Aim of the exercise: Set down the listing again, word for word.

Material for the task:
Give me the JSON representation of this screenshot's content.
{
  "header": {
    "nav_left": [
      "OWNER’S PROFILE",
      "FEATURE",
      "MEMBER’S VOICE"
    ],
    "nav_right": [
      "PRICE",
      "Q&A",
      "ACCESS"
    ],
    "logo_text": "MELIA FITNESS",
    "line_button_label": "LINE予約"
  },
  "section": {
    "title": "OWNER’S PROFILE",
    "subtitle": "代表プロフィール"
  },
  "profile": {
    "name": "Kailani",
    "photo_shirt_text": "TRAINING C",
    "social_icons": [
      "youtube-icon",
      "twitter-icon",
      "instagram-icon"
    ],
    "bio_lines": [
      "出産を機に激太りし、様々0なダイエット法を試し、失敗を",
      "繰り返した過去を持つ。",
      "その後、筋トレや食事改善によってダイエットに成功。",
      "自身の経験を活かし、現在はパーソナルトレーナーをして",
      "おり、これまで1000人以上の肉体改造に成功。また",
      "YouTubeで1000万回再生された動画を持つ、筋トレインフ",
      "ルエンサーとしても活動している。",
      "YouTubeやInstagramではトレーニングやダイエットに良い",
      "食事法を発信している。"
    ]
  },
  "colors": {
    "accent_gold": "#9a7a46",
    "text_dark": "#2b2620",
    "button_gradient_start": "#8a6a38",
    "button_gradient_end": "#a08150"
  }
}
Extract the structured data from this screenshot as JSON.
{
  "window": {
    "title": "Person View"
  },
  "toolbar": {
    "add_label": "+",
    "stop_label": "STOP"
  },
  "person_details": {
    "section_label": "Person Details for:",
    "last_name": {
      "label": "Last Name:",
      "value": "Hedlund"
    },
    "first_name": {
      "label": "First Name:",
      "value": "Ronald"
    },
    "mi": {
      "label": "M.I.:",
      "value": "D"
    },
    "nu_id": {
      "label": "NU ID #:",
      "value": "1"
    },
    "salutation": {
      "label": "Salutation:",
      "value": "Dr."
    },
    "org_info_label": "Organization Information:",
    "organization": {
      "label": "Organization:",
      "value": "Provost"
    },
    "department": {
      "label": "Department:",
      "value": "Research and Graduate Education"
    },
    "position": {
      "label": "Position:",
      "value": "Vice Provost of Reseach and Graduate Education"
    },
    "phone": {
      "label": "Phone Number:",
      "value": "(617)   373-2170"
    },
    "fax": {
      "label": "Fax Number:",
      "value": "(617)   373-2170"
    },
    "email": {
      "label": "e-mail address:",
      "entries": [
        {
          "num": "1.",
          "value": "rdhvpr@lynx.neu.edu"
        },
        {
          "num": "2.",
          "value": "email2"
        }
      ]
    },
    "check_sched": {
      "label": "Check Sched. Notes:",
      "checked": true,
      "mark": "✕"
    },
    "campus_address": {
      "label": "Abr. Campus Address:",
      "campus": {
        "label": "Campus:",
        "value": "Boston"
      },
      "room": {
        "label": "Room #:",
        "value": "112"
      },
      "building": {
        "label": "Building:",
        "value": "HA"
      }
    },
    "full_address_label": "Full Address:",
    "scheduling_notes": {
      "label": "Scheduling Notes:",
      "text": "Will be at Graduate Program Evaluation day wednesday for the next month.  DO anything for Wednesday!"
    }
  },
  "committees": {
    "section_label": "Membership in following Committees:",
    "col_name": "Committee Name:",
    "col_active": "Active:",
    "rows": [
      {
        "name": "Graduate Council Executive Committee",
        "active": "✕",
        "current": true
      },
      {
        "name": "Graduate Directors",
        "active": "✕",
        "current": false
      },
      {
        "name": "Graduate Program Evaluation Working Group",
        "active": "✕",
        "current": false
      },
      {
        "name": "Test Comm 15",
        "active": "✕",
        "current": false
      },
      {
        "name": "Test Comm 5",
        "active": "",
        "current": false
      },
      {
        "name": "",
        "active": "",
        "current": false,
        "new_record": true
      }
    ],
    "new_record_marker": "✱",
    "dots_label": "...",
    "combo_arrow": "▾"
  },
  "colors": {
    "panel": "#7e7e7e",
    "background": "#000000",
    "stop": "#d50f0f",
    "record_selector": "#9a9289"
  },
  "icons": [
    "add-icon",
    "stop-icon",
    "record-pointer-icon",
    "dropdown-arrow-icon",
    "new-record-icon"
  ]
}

Result of the task:
Give me the JSON representation of this screenshot's content.
{
  "header": {
    "nav_left": [
      "OWNER’S PROFILE",
      "FEATURE",
      "MEMBER’S VOICE"
    ],
    "nav_right": [
      "PRICE",
      "Q&A",
      "ACCESS"
    ],
    "logo_text": "MELIA FITNESS",
    "line_button_label": "LINE予約"
  },
  "section": {
    "title": "OWNER’S PROFILE",
    "subtitle": "代表プロフィール"
  },
  "profile": {
    "name": "Kailani",
    "photo_shirt_text": "TRAINING C",
    "social_icons": [
      "youtube-icon",
      "twitter-icon",
      "instagram-icon"
    ],
    "bio_lines": [
      "出産を機に激太りし、様々0なダイエット法を試し、失敗を",
      "繰り返した過去を持つ。",
      "その後、筋トレや食事改善によってダイエットに成功。",
      "自身の経験を活かし、現在はパーソナルトレーナーをして",
      "おり、これまで1000人以上の肉体改造に成功。また",
      "YouTubeで1000万回再生された動画を持つ、筋トレインフ",
      "ルエンサーとしても活動している。",
      "YouTubeやInstagramではトレーニングやダイエットに良い",
      "食事法を発信している。"
    ]
  },
  "colors": {
    "accent_gold": "#9a7a46",
    "text_dark": "#2b2620",
    "button_gradient_start": "#8a6a38",
    "button_gradient_end": "#a08150"
  }
}
Extract the structured data from this screenshot as JSON.
{
  "window": {
    "title": "Person View"
  },
  "toolbar": {
    "add_label": "+",
    "stop_label": "STOP"
  },
  "person_details": {
    "section_label": "Person Details for:",
    "last_name": {
      "label": "Last Name:",
      "value": "Hedlund"
    },
    "first_name": {
      "label": "First Name:",
      "value": "Ronald"
    },
    "mi": {
      "label": "M.I.:",
      "value": "D"
    },
    "nu_id": {
      "label": "NU ID #:",
      "value": "1"
    },
    "salutation": {
      "label": "Salutation:",
      "value": "Dr."
    },
    "org_info_label": "Organization Information:",
    "organization": {
      "label": "Organization:",
      "value": "Provost"
    },
    "department": {
      "label": "Department:",
      "value": "Research and Graduate Education"
    },
    "position": {
      "label": "Position:",
      "value": "Vice Provost of Reseach and Graduate Education"
    },
    "phone": {
      "label": "Phone Number:",
      "value": "(617)   373-2170"
    },
    "fax": {
      "label": "Fax Number:",
      "value": "(617)   373-2170"
    },
    "email": {
      "label": "e-mail address:",
      "entries": [
        {
          "num": "1.",
          "value": "rdhvpr@lynx.neu.edu"
        },
        {
          "num": "2.",
          "value": "email2"
        }
      ]
    },
    "check_sched": {
      "label": "Check Sched. Notes:",
      "checked": true,
      "mark": "✕"
    },
    "campus_address": {
      "label": "Abr. Campus Address:",
      "campus": {
        "label": "Campus:",
        "value": "Boston"
      },
      "room": {
        "label": "Room #:",
        "value": "112"
      },
      "building": {
        "label": "Building:",
        "value": "HA"
      }
    },
    "full_address_label": "Full Address:",
    "scheduling_notes": {
      "label": "Scheduling Notes:",
      "text": "Will be at Graduate Program Evaluation day wednesday for the next month.  DO anything for Wednesday!"
    }
  },
  "committees": {
    "section_label": "Membership in following Committees:",
    "col_name": "Committee Name:",
    "col_active": "Active:",
    "rows": [
      {
        "name": "Graduate Council Executive Committee",
        "active": "✕",
        "current": true
      },
      {
        "name": "Graduate Directors",
        "active": "✕",
        "current": false
      },
      {
        "name": "Graduate Program Evaluation Working Group",
        "active": "✕",
        "current": false
      },
      {
        "name": "Test Comm 15",
        "active": "✕",
        "current": false
      },
      {
        "name": "Test Comm 5",
        "active": "",
        "current": false
      },
      {
        "name": "",
        "active": "",
        "current": false,
        "new_record": true
      }
    ],
    "new_record_marker": "✱",
    "dots_label": "...",
    "combo_arrow": "▾"
  },
  "colors": {
    "panel": "#7e7e7e",
    "background": "#000000",
    "stop": "#d50f0f",
    "record_selector": "#9a9289"
  },
  "icons": [
    "add-icon",
    "stop-icon",
    "record-pointer-icon",
    "dropdown-arrow-icon",
    "new-record-icon"
  ]
}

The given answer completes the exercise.